These are inquisitive individuals, those that are eager to learn new technologies, procedures, processes, and so on, and these individuals often make excellent workers.
They are quick to take on new and difficult challenges, and come up with innovative solutions.
According to LinkedIn’s annual Workplace Learning Report, 94 percent of workers stated they would remain with a company, whether a small business or a major corporation, for a longer period of time if it invested in their professional growth and upskilling.
Business leaders must prioritize workers’ professional learning and development opportunities by:
- Devoting particular funding for online courses
- Giving tuition reimbursement when required
- Sending staff to industry events, webinars, and seminars, among other things
Let’s see the last strategy on our list.
Strategy #7: Consider Staff Health and Well-being
Few employees are ready to endure excessive working hours and unpleasant working arrangements as organizations throughout the world place a greater focus on employee wellbeing.
Furthermore, research reveals that anxious, overloaded, and overworked workers are more prone to become unhealthy.
Overburdening staff with too much overtime work may result in decreased productivity, bad employee morale, and a greater turnover rate.
Recognizing the importance of employee health and well-being – whether mental, physical, or emotional – will help with retaining your best employees and developing a positive workplace culture, leading to a reduced turnover rate.
Employees value companies that encourage their wellness, whether it’s providing them with health insurance, or something as simple as allowing paid time off and breaks to loosen up and relax.
Adding headcount where needed and assisting employees with professional guidance on making good investment decisions can be a gamer changer.
Conducting regular counseling sessions to ensure sound mental health, performing yoga and meditation classes, or helping to fund their gym costs can help tons.
Employees often quit because they are burnt out – their hours are too long, their vacation time is insufficient, and they don’t have enough time to be entirely human beings and effective employees.
Examine your rules attentively if departing employee feedback mentions this as the cause they’re leaving in exit interviews.
That’s it for our list!
Now Over to You
Our list of efficient employee retention strategies has come to an end.
Hiring the proper employee is typically the first step and bottom line in retaining your workers.
Even so, it’s critical to keep working to make people feel secure, comfortable, and capable of succeeding in their professions.
If you’ve analyzed your company’s retention rate and determined that you want to improve it, use our above strategies to get started.
If you have any further questions, do not hesitate to contact us.
Thank you for reading and don’t forget to read our FAQs!
Frequently Asked Questions (FAQs)
Q1. What’s the difference between employee retention and employee turnover?
Employee retention is described as a company’s ability to avoid employee turnover, or the headcount who quit their position voluntarily or forcibly in a certain time period.
Employee turnover is the overall number of employees that leave an organization during a specific time period. Employees who leave willingly, along with those who are fired or laid off, are included in the definition of turnover.

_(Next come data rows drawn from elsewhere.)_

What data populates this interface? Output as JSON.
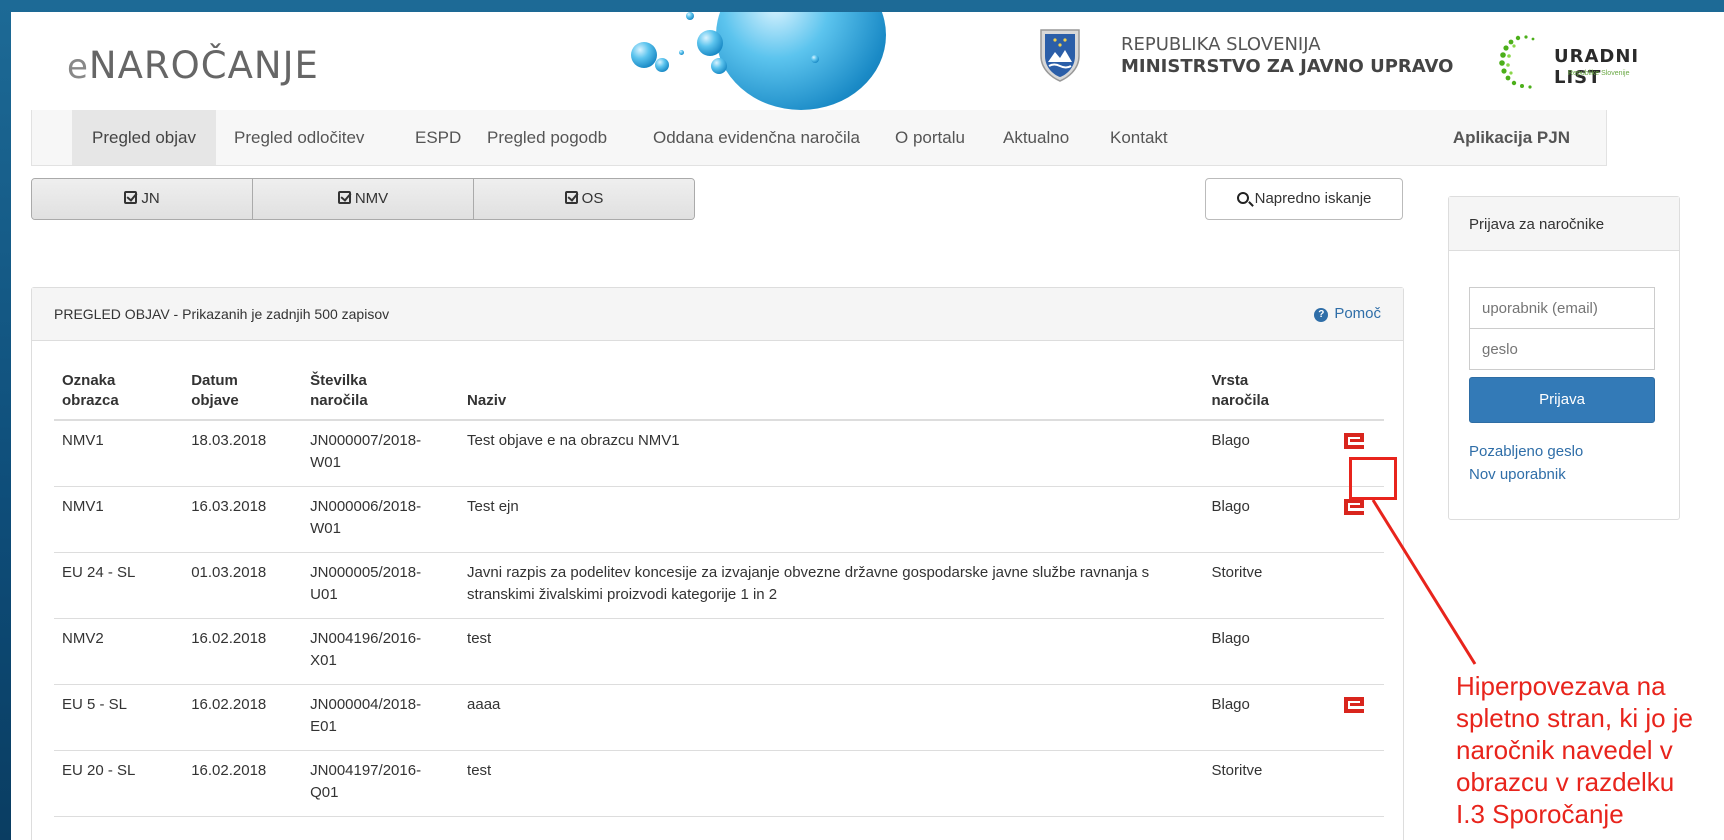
{
  "header": {
    "logo_e": "e",
    "logo_text": "NAROČANJE",
    "ministry_line1": "REPUBLIKA SLOVENIJA",
    "ministry_line2": "MINISTRSTVO ZA JAVNO UPRAVO",
    "uradni_list": "URADNI LIST",
    "uradni_sub": "Republike Slovenije"
  },
  "nav": {
    "items": [
      "Pregled objav",
      "Pregled odločitev",
      "ESPD",
      "Pregled pogodb",
      "Oddana evidenčna naročila",
      "O portalu",
      "Aktualno",
      "Kontakt"
    ],
    "active_index": 0,
    "right_item": "Aplikacija PJN"
  },
  "filters": [
    "JN",
    "NMV",
    "OS"
  ],
  "advanced_search": "Napredno iskanje",
  "panel": {
    "title": "PREGLED OBJAV - Prikazanih je zadnjih 500 zapisov",
    "help": "Pomoč",
    "columns": {
      "oznaka": [
        "Oznaka",
        "obrazca"
      ],
      "datum": [
        "Datum",
        "objave"
      ],
      "stevilka": [
        "Številka",
        "naročila"
      ],
      "naziv": "Naziv",
      "vrsta": [
        "Vrsta",
        "naročila"
      ]
    },
    "rows": [
      {
        "oznaka": "NMV1",
        "datum": "18.03.2018",
        "stevilka": [
          "JN000007/2018-",
          "W01"
        ],
        "naziv": "Test objave e na obrazcu NMV1",
        "vrsta": "Blago",
        "link": true
      },
      {
        "oznaka": "NMV1",
        "datum": "16.03.2018",
        "stevilka": [
          "JN000006/2018-",
          "W01"
        ],
        "naziv": "Test ejn",
        "vrsta": "Blago",
        "link": true
      },
      {
        "oznaka": "EU 24 - SL",
        "datum": "01.03.2018",
        "stevilka": [
          "JN000005/2018-",
          "U01"
        ],
        "naziv": "Javni razpis za podelitev koncesije za izvajanje obvezne državne gospodarske javne službe ravnanja s stranskimi živalskimi proizvodi kategorije 1 in 2",
        "vrsta": "Storitve",
        "link": false
      },
      {
        "oznaka": "NMV2",
        "datum": "16.02.2018",
        "stevilka": [
          "JN004196/2016-",
          "X01"
        ],
        "naziv": "test",
        "vrsta": "Blago",
        "link": false
      },
      {
        "oznaka": "EU 5 - SL",
        "datum": "16.02.2018",
        "stevilka": [
          "JN000004/2018-",
          "E01"
        ],
        "naziv": "aaaa",
        "vrsta": "Blago",
        "link": true
      },
      {
        "oznaka": "EU 20 - SL",
        "datum": "16.02.2018",
        "stevilka": [
          "JN004197/2016-",
          "Q01"
        ],
        "naziv": "test",
        "vrsta": "Storitve",
        "link": false
      }
    ]
  },
  "login": {
    "title": "Prijava za naročnike",
    "user_placeholder": "uporabnik (email)",
    "pass_placeholder": "geslo",
    "button": "Prijava",
    "forgot": "Pozabljeno geslo",
    "new_user": "Nov uporabnik"
  },
  "annotation": {
    "lines": [
      "Hiperpovezava na",
      "spletno stran, ki jo je",
      "naročnik navedel v",
      "obrazcu v razdelku",
      "I.3 Sporočanje"
    ],
    "color": "#e8241c"
  }
}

Q2. What are the 5 main drivers of employee retention?
While businesses must surely attract and secure talents, understanding how to keep those strong employees is equally as important for maintaining a company’s capabilities and quality advantage.
Here are the 5 main drivers that can help increase your employee retention rate:
- Long-term employee benefits/benefits package
- Providing growth opportunities
- Work-life balance
- Means of alignment and communication
- Relationship with supervisor/manager
Q3. What are some drawbacks of good employee retention?
When a business retains specific individuals, it can produce a loss scenario.
Here are a few drawbacks and why keeping an employee can be a bad idea:
- Workplace groupism
- Affected work environment
- Lack of appreciation
- Salary dissatisfaction